The winners of the 1:8 Scale and 1:10 Scale Class of the opening round of the 2020 Euro Nitro Series last month were once again the drivers to beat in the respective 45 minute long finals at Round 2 of the shortened series, which took place at the famous Apeldoorn circuit in the Netherlands. Due to the seemingly ever-changing travel restrictions in place, it was unfortunate that some drivers had to make a last-minute cancellation to their entry – perhaps the most notable being the Italian Infinity pairing of Dario Balestri and Carmine Raiola. However, their role to lead the 1:8 Scale Class for the team was taken up by the Dutch pairing of Jeffrey Rietveld and Rick Vrielijnck, who performed admirably – Rietveld even topping the Controlled Practice to be the top seed for Qualifying. Teemu Leino was again absent due to the conditions imposed by his native Finland, so once again Milan Holthuis slotted into the front of the Infinty team’s 1:10 Scale assault.
In the 1:8 Scale Class, Simon Kurzbuch started on pole position after a tight battle in Qualifying with Shepherd team mate Toni Gruber, fellow Swiss driver Silvio Hachler, and Infinity’s young gun Jeffrey Rietveld. Simon led the final away with Gruber initially his pursuer. However, in the early runnings, Gruber had to turn his attention to fending off Hachler behind him, rather than being able to attack Kurzbuch for the lead. The second round of fuel stops saw Hachler finally able to get his ARC past Gruber, but he was now around half a lap behind his countryman. The technical but high-speed Apeldoorn track saw pretty much the whole field taking two full tyre changes – with Kurzbuch choosing to pit early for his first change in order to keep the pressure on the field. With Hachler also pitting for four fresh tyres, about 3 laps later, this moved Gruber through to the lead again. However, once he then pitted for tyres one fuel stop later, the advantage moved back to the Swiss drivers. One of the few drivers to adopt an alternate tyre strategy was John Ermen, who stayed out a long time on his first set, even moving through to lead a lap during the cycle – before he too then pitted.

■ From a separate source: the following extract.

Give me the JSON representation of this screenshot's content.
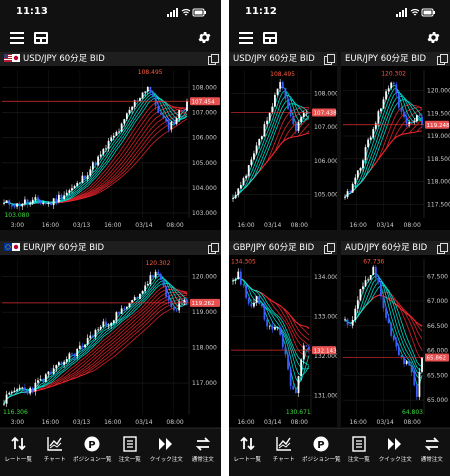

As the race progressed, the gap at the front changed a little each lap, with Hachler running slightly longer on fuel, allowing him to get the gap down to as little as 2.5 seconds at some point. Overall, Kurzbuch remained in control at the front. Behin, a late issue for Gruber took him out of the race and saw him not able to take the reward of the strong pace he had shown until that point. This allowed Rick Vrielijnck up to third place, the Dutch Infinity driver having started seventh on the grid and carefully picked his way through the field and run a solid, consistent race.
In the 1:10 Scale Class, Dominic Greiner led Jilles Groskamp in qualifying, and these two drivers opened up an early gap on the field as the field got underway. Groskamp kept his Infinity within one second of the Capricorn of the race leader during the early stage of the race and looked to apply pressure to the former World Champion. In the first fuel stops, Groskamp suffered a slight body tuck, with the shell being caught up on the side body post. He was able to continue at a similar pace and chose to wait until the next fuel stop to fix the problem. That second fuel stop, including the fix to the bodyshell, cost the Dutchman around 4 seconds to Greiner, allowing the German a little bit of space at the front. The two drivers continued to match lap times, meaning that despite his slight advantage, Greiner couldn’t let up for risk of putting Groskamp within striking distance.
Both drivers chose to change all four tyres once at the half way point – and it was here that Greiner again had the advantage, his stop being just over five seconds quicker than the work of Groskamp’s team. From that point, Groskamp occasionally showed a little extra speed, reducing the gap down to 7.5 seconds at one point, but Greiner was in control and able to hold the lead until the end.
A tough battle for third place saw all the other drivers suffering from some kind of issues throughout the race. Initially, Milan Holthuis (Infinity) maintained his third place starting position, but suffered a flame out and then struggled to make fuel milage. This promoted the Capricorn of Melvin Diekmann up to a podium position, but later on he too ran short on fuel. Thilo Todtmann, meanwhile, encountered his issues on the very first lap, dropping down to the back of the field. From there, he had a consistent, if rather lonely, driver back through the field, and was able to take advantage of his rival’s mistakes to cross the line in third place with his Capricorn car.
Finally, the 1:8 +40 Masters class had former champion Arie Manten starting up front, ahead of former World Champion and winner of R1, Michael Salven. These two led the early runnings, but as the race progressed, it was Belgian John Lenears who was able to move through to the front, thanks to a combination of his own speed but also with his pit crew consistently netting the fastest fuel and tyre changes. Following a number of position changes as a result of fuel strategy, tyre strategy, and a variety of good and bad luck with some lapped cars, Salven came through to take second place with Manten rounding out the podium.
The series is set to conclude in late October in Fiorano, Italy.
Full results from the event can be found here: https://www.myrcm.ch/myrcm/main?pLa=en&dFi=apeldoorn&dId[E]=52044&hId=search#